### SUPPLIED MATERIAL
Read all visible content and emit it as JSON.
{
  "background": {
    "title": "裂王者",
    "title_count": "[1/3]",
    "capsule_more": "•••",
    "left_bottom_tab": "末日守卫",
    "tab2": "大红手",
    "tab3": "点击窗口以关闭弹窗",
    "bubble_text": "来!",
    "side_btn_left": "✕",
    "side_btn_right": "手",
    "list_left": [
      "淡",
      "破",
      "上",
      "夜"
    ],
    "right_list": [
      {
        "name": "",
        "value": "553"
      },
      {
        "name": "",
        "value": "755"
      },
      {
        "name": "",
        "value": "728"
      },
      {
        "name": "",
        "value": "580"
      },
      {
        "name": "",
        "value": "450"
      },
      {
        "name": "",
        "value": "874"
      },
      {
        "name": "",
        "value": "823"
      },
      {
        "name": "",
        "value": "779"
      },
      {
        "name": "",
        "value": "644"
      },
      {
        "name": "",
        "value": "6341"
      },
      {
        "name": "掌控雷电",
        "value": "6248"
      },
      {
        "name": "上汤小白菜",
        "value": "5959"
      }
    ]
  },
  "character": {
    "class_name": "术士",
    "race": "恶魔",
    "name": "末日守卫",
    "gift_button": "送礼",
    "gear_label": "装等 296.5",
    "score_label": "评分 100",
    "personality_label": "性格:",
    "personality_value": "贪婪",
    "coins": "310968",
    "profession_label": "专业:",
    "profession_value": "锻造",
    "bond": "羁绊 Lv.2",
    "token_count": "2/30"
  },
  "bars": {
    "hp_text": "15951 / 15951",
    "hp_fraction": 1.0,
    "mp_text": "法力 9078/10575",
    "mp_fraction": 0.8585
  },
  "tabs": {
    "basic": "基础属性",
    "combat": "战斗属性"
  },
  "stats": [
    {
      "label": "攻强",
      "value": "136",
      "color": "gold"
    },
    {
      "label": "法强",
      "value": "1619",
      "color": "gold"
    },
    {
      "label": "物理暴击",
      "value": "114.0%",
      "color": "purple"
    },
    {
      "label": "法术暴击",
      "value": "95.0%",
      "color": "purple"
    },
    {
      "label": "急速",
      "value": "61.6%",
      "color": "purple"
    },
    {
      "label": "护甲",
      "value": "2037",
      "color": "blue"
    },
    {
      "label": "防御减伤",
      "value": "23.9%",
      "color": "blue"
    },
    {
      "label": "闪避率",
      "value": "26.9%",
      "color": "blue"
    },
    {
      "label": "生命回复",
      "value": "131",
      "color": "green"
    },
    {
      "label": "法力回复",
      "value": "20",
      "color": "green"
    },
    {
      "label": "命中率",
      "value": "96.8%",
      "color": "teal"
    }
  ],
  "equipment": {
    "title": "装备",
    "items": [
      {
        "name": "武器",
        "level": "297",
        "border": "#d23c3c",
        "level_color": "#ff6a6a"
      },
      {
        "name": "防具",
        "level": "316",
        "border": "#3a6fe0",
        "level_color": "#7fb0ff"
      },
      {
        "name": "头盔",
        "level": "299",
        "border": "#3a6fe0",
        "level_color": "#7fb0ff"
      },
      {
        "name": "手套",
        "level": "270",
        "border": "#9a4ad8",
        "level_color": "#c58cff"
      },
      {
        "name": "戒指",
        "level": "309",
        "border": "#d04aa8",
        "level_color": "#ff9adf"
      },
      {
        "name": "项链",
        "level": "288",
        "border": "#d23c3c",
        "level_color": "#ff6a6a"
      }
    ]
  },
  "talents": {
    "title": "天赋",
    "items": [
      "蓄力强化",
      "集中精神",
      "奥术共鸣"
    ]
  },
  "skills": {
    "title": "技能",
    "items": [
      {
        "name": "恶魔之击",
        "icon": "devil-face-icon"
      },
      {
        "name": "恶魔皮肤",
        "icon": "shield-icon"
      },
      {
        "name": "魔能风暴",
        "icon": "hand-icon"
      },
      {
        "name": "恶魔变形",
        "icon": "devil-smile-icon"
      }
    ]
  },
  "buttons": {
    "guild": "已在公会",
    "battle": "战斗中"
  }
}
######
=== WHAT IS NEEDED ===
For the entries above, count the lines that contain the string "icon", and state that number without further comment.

=== EXPECTED OUTPUT ===
4